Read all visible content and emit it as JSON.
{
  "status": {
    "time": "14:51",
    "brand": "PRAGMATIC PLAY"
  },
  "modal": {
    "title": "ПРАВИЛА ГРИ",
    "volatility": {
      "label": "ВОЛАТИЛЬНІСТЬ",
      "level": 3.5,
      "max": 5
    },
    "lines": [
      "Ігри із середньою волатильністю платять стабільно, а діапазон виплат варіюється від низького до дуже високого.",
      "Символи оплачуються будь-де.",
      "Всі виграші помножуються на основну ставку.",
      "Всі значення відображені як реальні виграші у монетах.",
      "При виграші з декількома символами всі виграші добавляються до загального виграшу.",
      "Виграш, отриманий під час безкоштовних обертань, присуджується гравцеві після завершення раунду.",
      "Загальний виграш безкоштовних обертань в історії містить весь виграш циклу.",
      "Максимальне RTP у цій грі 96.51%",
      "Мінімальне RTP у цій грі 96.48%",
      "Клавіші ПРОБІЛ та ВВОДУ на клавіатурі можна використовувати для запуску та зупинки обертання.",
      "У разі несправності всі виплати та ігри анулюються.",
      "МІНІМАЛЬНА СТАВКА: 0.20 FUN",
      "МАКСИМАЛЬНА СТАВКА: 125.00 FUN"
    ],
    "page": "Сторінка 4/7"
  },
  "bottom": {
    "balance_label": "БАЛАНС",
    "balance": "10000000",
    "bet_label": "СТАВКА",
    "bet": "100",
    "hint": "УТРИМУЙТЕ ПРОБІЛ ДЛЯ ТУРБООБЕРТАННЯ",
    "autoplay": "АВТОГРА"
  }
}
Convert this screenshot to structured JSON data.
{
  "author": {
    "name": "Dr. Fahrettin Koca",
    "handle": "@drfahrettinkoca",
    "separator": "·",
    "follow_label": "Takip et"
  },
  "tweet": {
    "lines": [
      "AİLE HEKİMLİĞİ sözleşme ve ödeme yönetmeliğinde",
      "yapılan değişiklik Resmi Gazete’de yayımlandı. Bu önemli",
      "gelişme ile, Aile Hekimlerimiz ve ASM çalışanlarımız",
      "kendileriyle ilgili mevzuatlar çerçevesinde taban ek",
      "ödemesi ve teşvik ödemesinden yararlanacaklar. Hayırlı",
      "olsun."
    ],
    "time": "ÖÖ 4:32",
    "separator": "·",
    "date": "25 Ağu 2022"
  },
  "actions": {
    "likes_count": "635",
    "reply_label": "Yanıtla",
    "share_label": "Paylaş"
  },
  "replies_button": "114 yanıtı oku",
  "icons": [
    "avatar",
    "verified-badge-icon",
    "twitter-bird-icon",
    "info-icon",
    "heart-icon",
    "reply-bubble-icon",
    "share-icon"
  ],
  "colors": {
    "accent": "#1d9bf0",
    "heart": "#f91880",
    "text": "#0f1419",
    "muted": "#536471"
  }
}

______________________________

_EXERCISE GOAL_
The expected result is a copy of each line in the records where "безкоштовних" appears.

_TASK RESULT_
      "Виграш, отриманий під час безкоштовних обертань, присуджується гравцеві після завершення раунду.",
      "Загальний виграш безкоштовних обертань в історії містить весь виграш циклу.",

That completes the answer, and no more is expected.